He hit the machine gun again, but this time let loose with the Cobra’s grenade launcher as well.
Clouds of dust puffed into the air as shots from the minigun traced across the monster’s crimson and black scales; the grenades burst into yards-wide orange and red blossoms against the thing’s hide.
Adam cursed. He might as well be hitting it with a pea shooter!
The thing roared again and swiped at him with one titanic claw.
Adam laughed and easily banked the Cobra away. “Sorry, King Kong,” he said. “I’m too smart to fly low enough for you to grab.”
He arced around for another attack run. Maybe this monster could laugh off machine guns and grenades, but Adam was willing to bet that rockets would make it sing a different tune.
“C’mon, baby,” he said to the Cobra. “Let’s show him everything you’ve got!”
He pulled the systems trigger and unleashed a barrage of Hydra 70 rockets.
The monster roared as the missiles hit its stony skin, exploding into huge fireballs.

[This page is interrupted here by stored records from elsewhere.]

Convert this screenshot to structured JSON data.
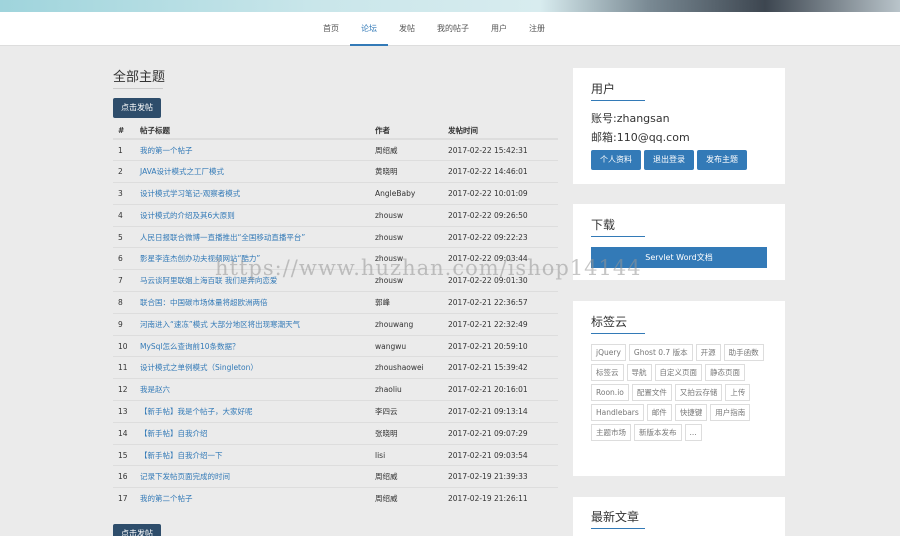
{
  "nav": {
    "items": [
      {
        "label": "首页"
      },
      {
        "label": "论坛"
      },
      {
        "label": "发帖"
      },
      {
        "label": "我的帖子"
      },
      {
        "label": "用户"
      },
      {
        "label": "注册"
      }
    ],
    "active": "论坛",
    "accent_color": "#337ab7"
  },
  "main": {
    "title": "全部主题",
    "post_button": "点击发帖",
    "columns": [
      "#",
      "帖子标题",
      "作者",
      "发帖时间"
    ],
    "rows": [
      {
        "num": "1",
        "title": "我的第一个帖子",
        "author": "周绍威",
        "time": "2017-02-22 15:42:31"
      },
      {
        "num": "2",
        "title": "JAVA设计模式之工厂模式",
        "author": "黄晓明",
        "time": "2017-02-22 14:46:01"
      },
      {
        "num": "3",
        "title": "设计模式学习笔记-观察者模式",
        "author": "AngleBaby",
        "time": "2017-02-22 10:01:09"
      },
      {
        "num": "4",
        "title": "设计模式的介绍及其6大原则",
        "author": "zhousw",
        "time": "2017-02-22 09:26:50"
      },
      {
        "num": "5",
        "title": "人民日报联合微博一直播推出“全国移动直播平台”",
        "author": "zhousw",
        "time": "2017-02-22 09:22:23"
      },
      {
        "num": "6",
        "title": "影星李连杰创办功夫视频网站“酷力”",
        "author": "zhousw",
        "time": "2017-02-22 09:03:44"
      },
      {
        "num": "7",
        "title": "马云谈阿里联姻上海百联 我们是奔向恋爱",
        "author": "zhousw",
        "time": "2017-02-22 09:01:30"
      },
      {
        "num": "8",
        "title": "联合国：中国碳市场体量将超欧洲两倍",
        "author": "郭峰",
        "time": "2017-02-21 22:36:57"
      },
      {
        "num": "9",
        "title": "河南进入“速冻”模式 大部分地区将出现寒潮天气",
        "author": "zhouwang",
        "time": "2017-02-21 22:32:49"
      },
      {
        "num": "10",
        "title": "MySql怎么查询前10条数据？",
        "author": "wangwu",
        "time": "2017-02-21 20:59:10"
      },
      {
        "num": "11",
        "title": "设计模式之单例模式（Singleton）",
        "author": "zhoushaowei",
        "time": "2017-02-21 15:39:42"
      },
      {
        "num": "12",
        "title": "我是赵六",
        "author": "zhaoliu",
        "time": "2017-02-21 20:16:01"
      },
      {
        "num": "13",
        "title": "【新手帖】我是个帖子，大家好呢",
        "author": "李四云",
        "time": "2017-02-21 09:13:14"
      },
      {
        "num": "14",
        "title": "【新手帖】自我介绍",
        "author": "张晓明",
        "time": "2017-02-21 09:07:29"
      },
      {
        "num": "15",
        "title": "【新手帖】自我介绍一下",
        "author": "lisi",
        "time": "2017-02-21 09:03:54"
      },
      {
        "num": "16",
        "title": "记录下发帖页面完成的时间",
        "author": "周绍威",
        "time": "2017-02-19 21:39:33"
      },
      {
        "num": "17",
        "title": "我的第二个帖子",
        "author": "周绍威",
        "time": "2017-02-19 21:26:11"
      }
    ]
  },
  "sidebar": {
    "user": {
      "title": "用户",
      "account": "账号:zhangsan",
      "email": "邮箱:110@qq.com",
      "buttons": [
        "个人资料",
        "退出登录",
        "发布主题"
      ]
    },
    "download": {
      "title": "下载",
      "button": "Servlet Word文档"
    },
    "tags": {
      "title": "标签云",
      "items": [
        "jQuery",
        "Ghost 0.7 版本",
        "开源",
        "助手函数",
        "标签云",
        "导航",
        "自定义页面",
        "静态页面",
        "Roon.io",
        "配置文件",
        "又拍云存储",
        "上传",
        "Handlebars",
        "邮件",
        "快捷键",
        "用户指南",
        "主题市场",
        "新版本发布",
        "..."
      ]
    },
    "latest": {
      "title": "最新文章"
    }
  },
  "watermark": "https://www.huzhan.com/ishop14144"
}
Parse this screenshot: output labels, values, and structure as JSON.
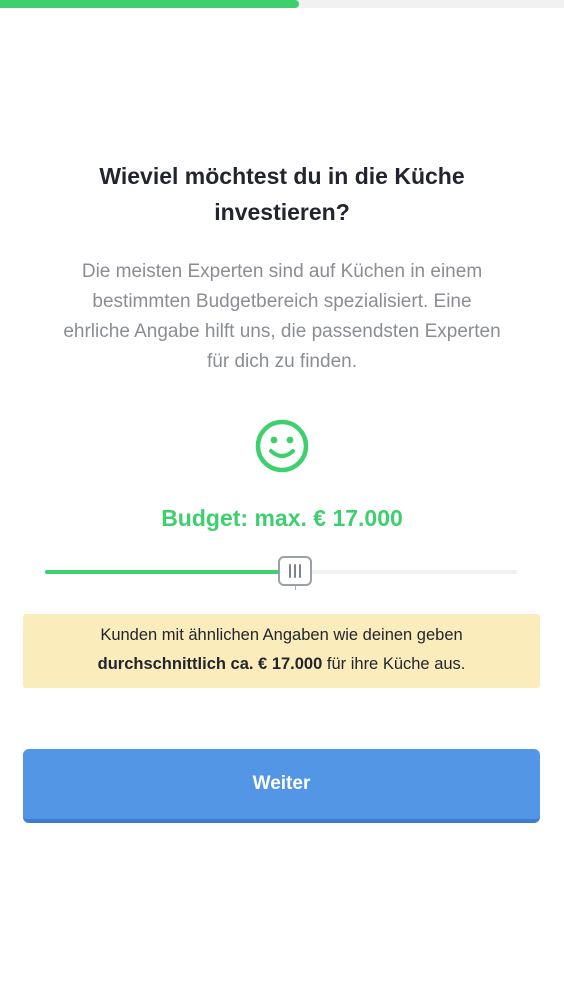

Smoke, dust, and steam burst into the air, obscuring Adam’s target for a moment. When the clouds cleared though, the beast barely looked fazed.
It opened its mouth—a gaping chasm filled with huge teeth, each long enough to spit the Huey like a roast chicken. The inside of the immense maw glowed red, mirroring the thing’s blast-furnace eyes.
Suddenly, a huge gout of orange flame erupted from the monster’s open jaws.
The fire blazed across the sky, straight toward the Cobra.
“Jesus!” Adam cried, wrestling the controls, arcing the Huey away from the creature.
Fire surrounded the experimental copter; the fuselage shook and the windows exploded, spraying Adam with hot glass.
He screamed, trying to see the instruments, trying desperately to land the burning aircraft, flames all around him. The Cobra’s built-in fire suppressant systems kicked in, filling the cockpit with cool white clouds, keeping Adam from being roasted alive and giving him a fighting chance.
He blinked his eyes clear and saw the earth rushing toward him … far too fast.
As he fought for control, he wished to God that copters had ejector seats. Even getting cut to pieces by the Huey’s rotors would be better than winding up like a bug on a windshield.
The last thing he heard as the Cobra hit the ground was the monster’s thundering, triumphant roar.
Thanks to Vicki, David, Edward, and Kiff for beta-reading.
All contents, copyright 2013 Stephen D. Sullivan. All Rights Reserved.